Defendant previously filed a motion seeking the same relief. (See Hiciano Letter dated 4/4/11, Doc. Entry No. 435.)*fn1 On April 11, 2011, the court entered an Electronic Order clarifying for defendant the sentence that the court imposed on September 16, 2010:
[T]he court clarifies the sentence imposed on September 16, 2010. As to count 1, 60 months in custody; as to count 2, time served to run consecutively to the term imposed on count 1; and as to count 3, 12 months to run consecutively to the terms imposed on both counts 1 and 2. By law, the sentences imposed on counts 2 and 3 must run consecutively to each other, as well as to the term imposed on count 1. However, defendant is entitled to receive credit for time already served in this case pending disposition and sentence, as well as any "good time" credit he has earned. (See 4/11/11 ECF Order.)
To clarify further, the court imposed a sentence of 60 months custody on Count 1, which charged the defendant with a narcotics conspiracy. Count 1 carried a mandatory minimum sentence of 120 months, but the court downwardly departed from the mandatory minimum based upon the granting of the government's motion pursuant to U.S. Sentencing Guideline ("U.S.S.G.") § 5K1.1 and 18 U.S.C. § 3553(e) for defendant's substantial assistance to the government. Similarly, the court imposed a sentence of time served on Count 2, which charged the defendant with use and possession of a firearm in furtherance of a drug trafficking crime and carried a seven-year minimum prison sentence. The court imposed a sentence of 12 months of incarceration for Count 3, which charged defendant with bail jumping and carried no minimum sentence and a maximum of ten years. By operation of law, the bail jumping sentence must run consecutive to the sentences imposed on the other counts.
The court took into consideration the government's motion under U.S.S.G. § 5K1.1 for a downward departure and imposed a sentence significantly lower than the mandatory minimum sentences otherwise required under Counts 1 and 2, in light of defendant's cooperation with the government and his truthful testimony at the trial of co-defendant Luis Batista.

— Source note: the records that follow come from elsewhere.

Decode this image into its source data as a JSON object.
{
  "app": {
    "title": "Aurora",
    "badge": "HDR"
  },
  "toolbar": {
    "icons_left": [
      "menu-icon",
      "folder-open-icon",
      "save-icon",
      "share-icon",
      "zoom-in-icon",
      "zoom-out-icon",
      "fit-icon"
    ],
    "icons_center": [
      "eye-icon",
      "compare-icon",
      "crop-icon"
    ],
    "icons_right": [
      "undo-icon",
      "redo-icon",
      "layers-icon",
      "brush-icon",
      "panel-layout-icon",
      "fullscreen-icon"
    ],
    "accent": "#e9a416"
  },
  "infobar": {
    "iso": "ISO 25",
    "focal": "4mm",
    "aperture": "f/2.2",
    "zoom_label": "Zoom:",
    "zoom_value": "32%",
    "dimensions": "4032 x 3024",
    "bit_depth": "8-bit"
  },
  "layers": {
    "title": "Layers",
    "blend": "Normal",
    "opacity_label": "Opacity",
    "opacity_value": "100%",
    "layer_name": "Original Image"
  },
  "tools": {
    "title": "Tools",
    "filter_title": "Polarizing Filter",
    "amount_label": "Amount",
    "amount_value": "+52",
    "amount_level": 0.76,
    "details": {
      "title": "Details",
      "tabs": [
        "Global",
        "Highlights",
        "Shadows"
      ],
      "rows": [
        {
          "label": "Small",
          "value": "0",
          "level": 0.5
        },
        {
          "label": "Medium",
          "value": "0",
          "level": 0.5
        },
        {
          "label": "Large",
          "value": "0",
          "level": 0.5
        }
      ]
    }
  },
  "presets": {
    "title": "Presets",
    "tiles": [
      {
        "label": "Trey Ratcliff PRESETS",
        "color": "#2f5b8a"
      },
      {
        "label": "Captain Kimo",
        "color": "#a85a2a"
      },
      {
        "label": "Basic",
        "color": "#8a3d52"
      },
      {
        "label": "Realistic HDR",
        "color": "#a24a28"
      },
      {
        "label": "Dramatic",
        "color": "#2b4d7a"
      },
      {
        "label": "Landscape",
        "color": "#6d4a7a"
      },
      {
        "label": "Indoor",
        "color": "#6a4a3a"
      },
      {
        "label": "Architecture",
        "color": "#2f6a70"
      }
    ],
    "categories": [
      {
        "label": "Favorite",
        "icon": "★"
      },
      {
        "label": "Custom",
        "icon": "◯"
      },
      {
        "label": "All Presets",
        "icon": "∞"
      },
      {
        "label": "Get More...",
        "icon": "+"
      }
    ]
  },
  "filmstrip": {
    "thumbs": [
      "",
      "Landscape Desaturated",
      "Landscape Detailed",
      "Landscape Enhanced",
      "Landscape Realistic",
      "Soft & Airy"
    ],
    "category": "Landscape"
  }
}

Significantly, the sentence imposed by the court downwardly departed substantially from the advisory sentencing guideline range of 360 months to life imprisonment. Defendant has no legal or factual basis for requesting that the court amend his sentences to have them run concurrently. To do so would make the sentences illegal. Accordingly, defendant's motion is denied. Moreover, defendant is advised that the court will not entertain any additional motions concerning this same request.
Defendant's motion for specific performance is denied. Defendant is advised that the court will not entertain any additional motions seeking the same relief. As Defendant has not made a substantial showing of the denial of a constitutional right, a certificate of appealability shall not issue. See 28 U.S.C. § 2253. The court certifies, pursuant to 28 U.S.C. § 1915(a), that any appeal from this order would not be taken in good faith, and, therefore, in forma pauperis is denied for the purpose of an appeal. Coppedge v. United States, 369 U.S. 438 (1962).
DORA L. IRIZARRY United States ...